How to Correctly Write a Check

Are you wondering how to write a check? In today’s digital society, it has become less common for consumers to write a check to someone else to pay for goods and services.

The average American still writes about 38 checks per year, with some preparing a lot more and others writing out none! Before you send a check to another person or company to pay for something, you must know how to do it correctly. Read on to learn how to write a check correctly correctly!

Payor vs Payee

The payor and the payee are two of the most important things to understand when learning how to write a check.

The payor is the party that owns the checking account on which the check is drawn. The payee is the party that is receiving funds from the check.

You may ask, ‘Can I write a check to myself?’ Yes, you can. In that instance, you would be both the payor and the payee, creating a paper trail of a financial transaction. 

The payor’s information is often pre-printed at the top of the check when the bank issues the document. You will write in the payee’s name on the “Pay to the Order Of” line on the check. 

Dollar Amounts

The amount of money you are remitting to the payee is a portion of the check that is looked at closely by a bank or check cashing service. A box with a dollar sign will be next to the “Pay to the Order Of” line. 

In that box, you will write the number that reflects the dollar amount you wish to pay. It is common for the payor to handwrite the cents portion of the dollar amount at a higher level than the dollar portion so that it stands out to someone reviewing the check.

The second part of this section is found below the “Pay to the Order Of” line. This section is a blank line you must fill in yourself. This is where you must handwrite, in print or cursive, the amount of money reflected in the box.

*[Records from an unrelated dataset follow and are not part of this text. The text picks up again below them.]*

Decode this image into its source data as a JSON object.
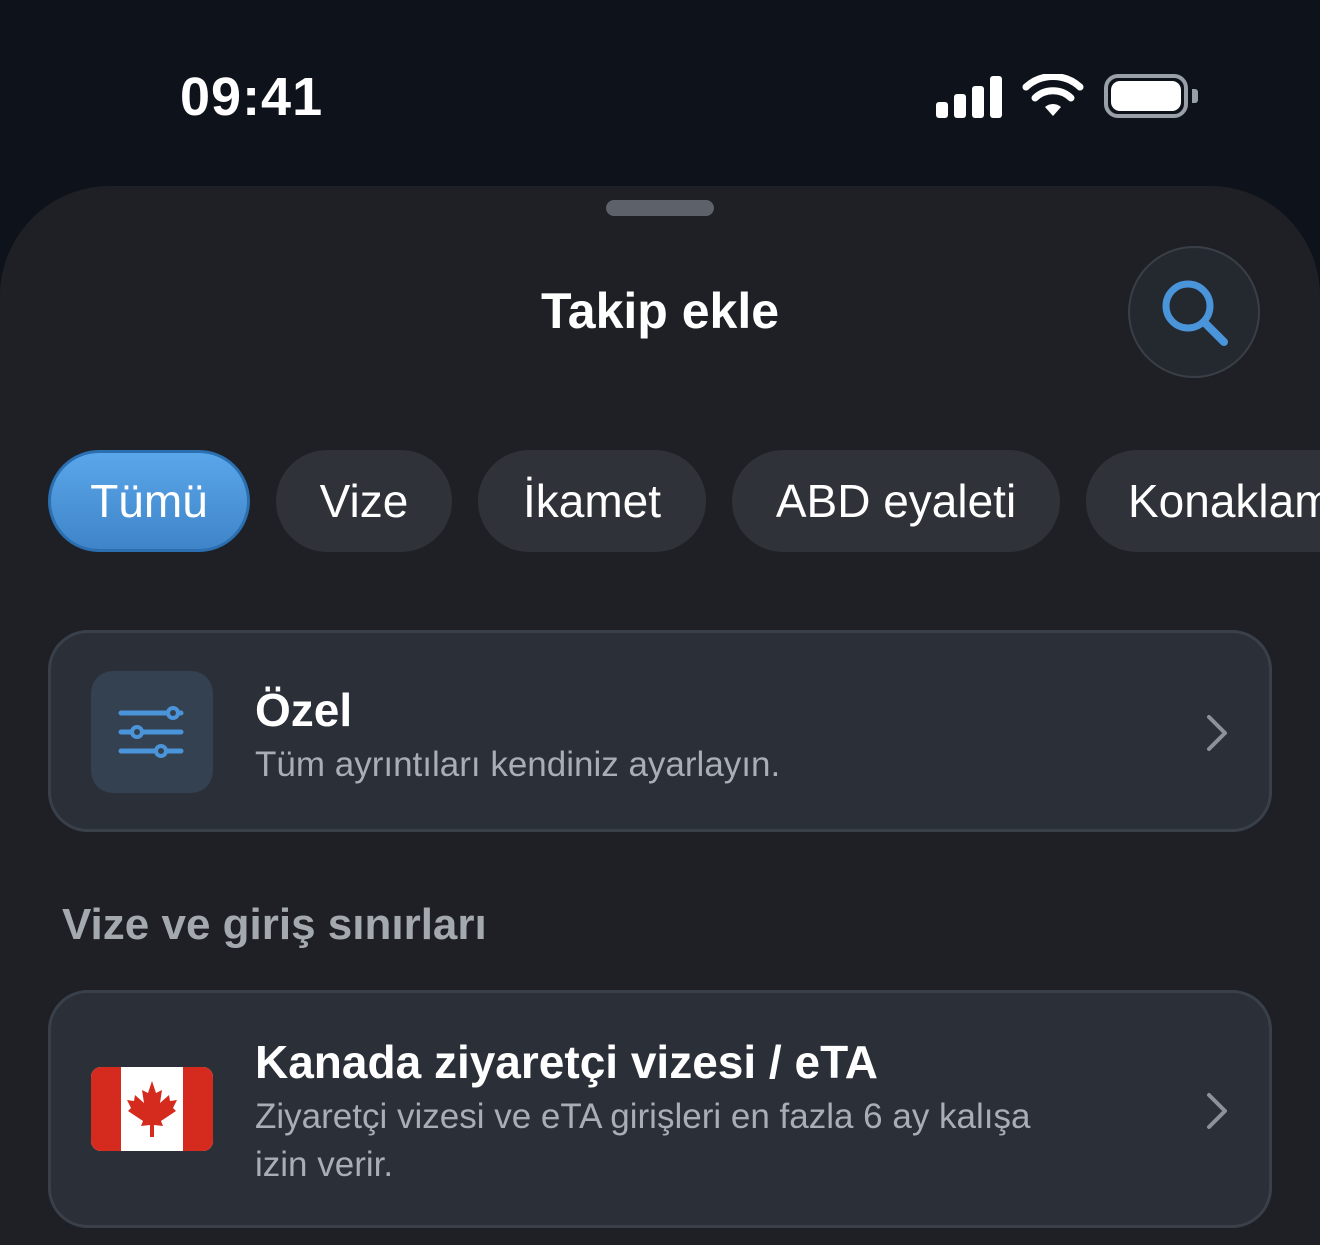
{
  "status_bar": {
    "time": "09:41"
  },
  "sheet": {
    "title": "Takip ekle",
    "search_icon": "search-icon"
  },
  "chips": [
    {
      "label": "Tümü",
      "active": true
    },
    {
      "label": "Vize",
      "active": false
    },
    {
      "label": "İkamet",
      "active": false
    },
    {
      "label": "ABD eyaleti",
      "active": false
    },
    {
      "label": "Konaklama",
      "active": false
    }
  ],
  "custom_card": {
    "title": "Özel",
    "subtitle": "Tüm ayrıntıları kendiniz ayarlayın.",
    "icon": "sliders-icon"
  },
  "section": {
    "title": "Vize ve giriş sınırları"
  },
  "visa_card": {
    "title": "Kanada ziyaretçi vizesi / eTA",
    "subtitle_line1": "Ziyaretçi vizesi ve eTA girişleri en fazla 6 ay kalışa",
    "subtitle_line2": "izin verir.",
    "icon": "canada-flag-icon"
  },
  "colors": {
    "accent": "#4a94da",
    "sheet_bg": "#1e2025",
    "card_bg": "#2a2f38"
  }
}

These dollar amounts must match, or your check may be invalid and rejected by a financial institution or check cashing service because of the ambiguity. 

The ‘Memo’ Line and Date

The ‘memo’ line on a check can be the most effective way for someone else to discern the purpose of why the check is being written out in the first place. For example, if you pay a pool supply company for monthly service for June 2021, you may write “Monthly Pool Service June 2021.”

The date you include on a check must be accurate as well. Remember that a check cannot be cashed or deposited by a payee until it becomes effective, as reflected on the face of the check itself. 

The Importance of Learning How to Write a Check

Whether preparing one check each year or many more, you should learn how to write a check the right way. This will help you ensure that you are staying on top of your personal or business finances.

It will also prevent situations where you overdraft your checking account or are late on a payment because the payee cannot negotiate your check due to errors on your behalf. 

At Check Cashing 247, we are your source for checking cashing information through stores and other services nationwide. Check out our Walmart Check Cashing page for helpful tips about how to cash your next check there!